Segment Open
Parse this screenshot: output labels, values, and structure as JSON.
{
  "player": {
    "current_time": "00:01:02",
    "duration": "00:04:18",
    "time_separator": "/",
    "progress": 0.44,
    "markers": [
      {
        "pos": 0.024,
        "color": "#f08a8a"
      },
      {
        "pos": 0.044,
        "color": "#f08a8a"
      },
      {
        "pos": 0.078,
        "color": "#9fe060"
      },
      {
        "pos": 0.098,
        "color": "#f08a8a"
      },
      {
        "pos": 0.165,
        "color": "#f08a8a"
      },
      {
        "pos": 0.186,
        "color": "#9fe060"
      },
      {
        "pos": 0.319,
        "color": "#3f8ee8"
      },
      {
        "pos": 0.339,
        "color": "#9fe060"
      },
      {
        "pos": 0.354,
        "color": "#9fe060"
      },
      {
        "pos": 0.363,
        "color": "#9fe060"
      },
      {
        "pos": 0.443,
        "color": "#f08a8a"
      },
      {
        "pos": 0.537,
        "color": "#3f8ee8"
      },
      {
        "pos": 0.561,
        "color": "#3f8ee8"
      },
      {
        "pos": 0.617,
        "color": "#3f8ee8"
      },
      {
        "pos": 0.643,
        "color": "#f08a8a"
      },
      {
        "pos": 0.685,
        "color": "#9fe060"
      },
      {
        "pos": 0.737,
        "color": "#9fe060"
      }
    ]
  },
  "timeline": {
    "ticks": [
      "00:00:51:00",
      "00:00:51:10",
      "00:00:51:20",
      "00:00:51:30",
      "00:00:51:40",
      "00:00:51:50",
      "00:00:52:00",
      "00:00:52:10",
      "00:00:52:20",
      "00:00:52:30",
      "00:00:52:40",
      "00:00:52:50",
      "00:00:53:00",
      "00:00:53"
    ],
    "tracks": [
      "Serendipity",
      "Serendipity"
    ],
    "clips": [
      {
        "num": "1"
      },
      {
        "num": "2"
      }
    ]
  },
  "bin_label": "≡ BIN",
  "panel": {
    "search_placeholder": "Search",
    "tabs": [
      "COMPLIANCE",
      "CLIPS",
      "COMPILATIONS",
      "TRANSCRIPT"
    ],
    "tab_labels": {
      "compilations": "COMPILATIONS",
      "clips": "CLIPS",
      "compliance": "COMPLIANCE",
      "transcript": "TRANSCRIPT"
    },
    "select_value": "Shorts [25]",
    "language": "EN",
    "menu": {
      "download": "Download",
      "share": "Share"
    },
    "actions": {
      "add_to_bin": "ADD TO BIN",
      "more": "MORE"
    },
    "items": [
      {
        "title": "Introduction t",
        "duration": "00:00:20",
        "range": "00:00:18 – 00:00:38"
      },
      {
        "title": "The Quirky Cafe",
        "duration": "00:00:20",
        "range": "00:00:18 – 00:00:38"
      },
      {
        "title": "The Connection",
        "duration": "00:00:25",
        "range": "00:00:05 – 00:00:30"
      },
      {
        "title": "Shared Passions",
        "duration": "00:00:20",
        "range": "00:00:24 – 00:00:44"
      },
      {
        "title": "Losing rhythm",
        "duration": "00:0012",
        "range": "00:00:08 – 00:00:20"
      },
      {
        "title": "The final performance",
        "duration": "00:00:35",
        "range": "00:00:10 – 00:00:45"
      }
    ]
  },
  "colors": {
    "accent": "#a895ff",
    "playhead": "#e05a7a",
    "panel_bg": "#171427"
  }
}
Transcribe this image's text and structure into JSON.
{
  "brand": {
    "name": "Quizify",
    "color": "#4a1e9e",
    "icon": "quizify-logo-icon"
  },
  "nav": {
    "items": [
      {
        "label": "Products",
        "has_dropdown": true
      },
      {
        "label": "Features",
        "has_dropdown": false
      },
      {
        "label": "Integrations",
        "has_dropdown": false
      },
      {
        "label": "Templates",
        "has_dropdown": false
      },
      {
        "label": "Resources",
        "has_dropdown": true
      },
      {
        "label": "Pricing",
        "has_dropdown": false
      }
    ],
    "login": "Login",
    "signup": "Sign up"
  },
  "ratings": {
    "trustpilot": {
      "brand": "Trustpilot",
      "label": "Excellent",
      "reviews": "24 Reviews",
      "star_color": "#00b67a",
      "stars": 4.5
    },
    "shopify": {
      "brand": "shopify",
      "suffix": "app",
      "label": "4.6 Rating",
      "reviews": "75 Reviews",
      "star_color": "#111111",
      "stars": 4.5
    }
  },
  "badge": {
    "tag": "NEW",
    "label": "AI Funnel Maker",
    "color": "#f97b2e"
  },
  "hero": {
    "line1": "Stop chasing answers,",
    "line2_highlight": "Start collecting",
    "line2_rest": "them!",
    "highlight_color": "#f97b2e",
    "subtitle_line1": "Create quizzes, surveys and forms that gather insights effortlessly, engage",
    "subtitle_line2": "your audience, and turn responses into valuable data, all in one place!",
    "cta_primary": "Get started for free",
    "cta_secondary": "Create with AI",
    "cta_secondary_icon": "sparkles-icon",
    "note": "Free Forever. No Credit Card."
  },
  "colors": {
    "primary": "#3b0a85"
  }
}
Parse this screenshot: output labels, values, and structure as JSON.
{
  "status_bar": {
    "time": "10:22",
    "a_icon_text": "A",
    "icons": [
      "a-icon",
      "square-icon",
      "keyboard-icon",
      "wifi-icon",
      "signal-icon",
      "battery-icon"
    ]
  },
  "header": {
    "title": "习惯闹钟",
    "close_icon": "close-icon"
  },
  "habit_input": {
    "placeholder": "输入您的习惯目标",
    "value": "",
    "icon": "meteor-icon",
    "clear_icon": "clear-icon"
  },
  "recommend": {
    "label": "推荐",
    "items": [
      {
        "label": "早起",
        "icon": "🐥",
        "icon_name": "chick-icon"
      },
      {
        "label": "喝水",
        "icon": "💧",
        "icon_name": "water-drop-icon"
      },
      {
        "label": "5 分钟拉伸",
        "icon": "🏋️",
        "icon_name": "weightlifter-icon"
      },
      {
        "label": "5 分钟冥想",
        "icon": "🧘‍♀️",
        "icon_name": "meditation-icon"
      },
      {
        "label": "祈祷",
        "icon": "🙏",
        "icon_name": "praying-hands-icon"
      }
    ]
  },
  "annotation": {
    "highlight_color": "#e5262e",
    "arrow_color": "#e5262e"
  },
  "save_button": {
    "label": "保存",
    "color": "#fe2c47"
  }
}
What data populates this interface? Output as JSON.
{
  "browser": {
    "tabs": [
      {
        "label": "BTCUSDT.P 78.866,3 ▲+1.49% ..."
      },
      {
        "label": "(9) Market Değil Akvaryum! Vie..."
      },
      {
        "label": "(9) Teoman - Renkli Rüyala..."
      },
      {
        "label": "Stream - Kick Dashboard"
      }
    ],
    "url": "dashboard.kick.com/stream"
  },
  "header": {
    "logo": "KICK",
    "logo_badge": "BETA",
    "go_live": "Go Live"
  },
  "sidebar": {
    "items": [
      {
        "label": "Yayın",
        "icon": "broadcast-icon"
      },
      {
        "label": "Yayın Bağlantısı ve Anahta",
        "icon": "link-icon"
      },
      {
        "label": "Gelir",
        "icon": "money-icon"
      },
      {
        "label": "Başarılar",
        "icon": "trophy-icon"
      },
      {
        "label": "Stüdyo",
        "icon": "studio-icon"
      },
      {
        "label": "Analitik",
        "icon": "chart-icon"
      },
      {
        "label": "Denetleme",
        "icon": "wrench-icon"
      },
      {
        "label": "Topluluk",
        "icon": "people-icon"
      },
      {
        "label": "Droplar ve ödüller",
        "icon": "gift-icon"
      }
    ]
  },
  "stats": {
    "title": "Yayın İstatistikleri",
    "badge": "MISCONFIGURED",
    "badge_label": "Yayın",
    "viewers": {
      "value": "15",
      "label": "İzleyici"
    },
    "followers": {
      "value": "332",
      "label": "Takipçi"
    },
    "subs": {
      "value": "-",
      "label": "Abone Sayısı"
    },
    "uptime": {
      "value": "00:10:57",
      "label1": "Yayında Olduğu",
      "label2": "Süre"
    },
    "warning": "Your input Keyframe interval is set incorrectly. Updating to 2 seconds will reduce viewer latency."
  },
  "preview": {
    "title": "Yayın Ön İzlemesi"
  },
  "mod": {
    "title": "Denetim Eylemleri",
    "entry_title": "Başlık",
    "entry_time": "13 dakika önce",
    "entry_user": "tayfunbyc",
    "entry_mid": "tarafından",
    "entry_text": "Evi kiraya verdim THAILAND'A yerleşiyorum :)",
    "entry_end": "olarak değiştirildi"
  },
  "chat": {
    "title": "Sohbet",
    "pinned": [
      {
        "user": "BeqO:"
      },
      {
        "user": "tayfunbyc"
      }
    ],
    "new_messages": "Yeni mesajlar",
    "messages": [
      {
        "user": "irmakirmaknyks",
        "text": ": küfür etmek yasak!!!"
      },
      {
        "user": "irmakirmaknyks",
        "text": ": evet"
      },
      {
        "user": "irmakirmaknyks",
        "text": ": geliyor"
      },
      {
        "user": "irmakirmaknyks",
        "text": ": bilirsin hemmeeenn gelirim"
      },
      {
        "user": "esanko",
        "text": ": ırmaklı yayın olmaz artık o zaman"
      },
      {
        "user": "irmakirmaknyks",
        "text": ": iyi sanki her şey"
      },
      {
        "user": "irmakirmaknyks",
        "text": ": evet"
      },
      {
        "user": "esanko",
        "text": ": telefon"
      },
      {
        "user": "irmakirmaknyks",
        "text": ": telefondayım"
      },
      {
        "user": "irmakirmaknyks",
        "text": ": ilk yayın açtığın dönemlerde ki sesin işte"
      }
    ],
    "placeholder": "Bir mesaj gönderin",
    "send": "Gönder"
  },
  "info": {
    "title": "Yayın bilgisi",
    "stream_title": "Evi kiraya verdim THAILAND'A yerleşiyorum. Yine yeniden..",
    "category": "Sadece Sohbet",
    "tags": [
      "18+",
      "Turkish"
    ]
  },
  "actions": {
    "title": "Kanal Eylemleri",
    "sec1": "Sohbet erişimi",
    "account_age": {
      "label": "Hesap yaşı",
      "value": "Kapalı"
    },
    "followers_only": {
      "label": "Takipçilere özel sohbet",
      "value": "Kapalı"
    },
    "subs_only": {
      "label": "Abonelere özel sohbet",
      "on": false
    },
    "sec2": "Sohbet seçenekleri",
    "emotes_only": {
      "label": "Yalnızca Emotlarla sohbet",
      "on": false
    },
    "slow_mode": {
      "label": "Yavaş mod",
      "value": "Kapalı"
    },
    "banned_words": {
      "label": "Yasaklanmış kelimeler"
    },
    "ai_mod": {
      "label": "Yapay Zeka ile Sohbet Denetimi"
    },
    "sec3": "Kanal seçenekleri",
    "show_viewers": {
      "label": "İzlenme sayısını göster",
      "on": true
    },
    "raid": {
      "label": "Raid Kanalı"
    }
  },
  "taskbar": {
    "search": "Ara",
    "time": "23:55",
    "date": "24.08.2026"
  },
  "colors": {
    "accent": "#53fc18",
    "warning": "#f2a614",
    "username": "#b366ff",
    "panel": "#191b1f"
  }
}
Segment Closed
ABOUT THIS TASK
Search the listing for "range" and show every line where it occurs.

EXERCISE RESPONSE
        "range": "00:00:18 – 00:00:38"
        "range": "00:00:18 – 00:00:38"
        "range": "00:00:05 – 00:00:30"
        "range": "00:00:24 – 00:00:44"
        "range": "00:00:08 – 00:00:20"
        "range": "00:00:10 – 00:00:45"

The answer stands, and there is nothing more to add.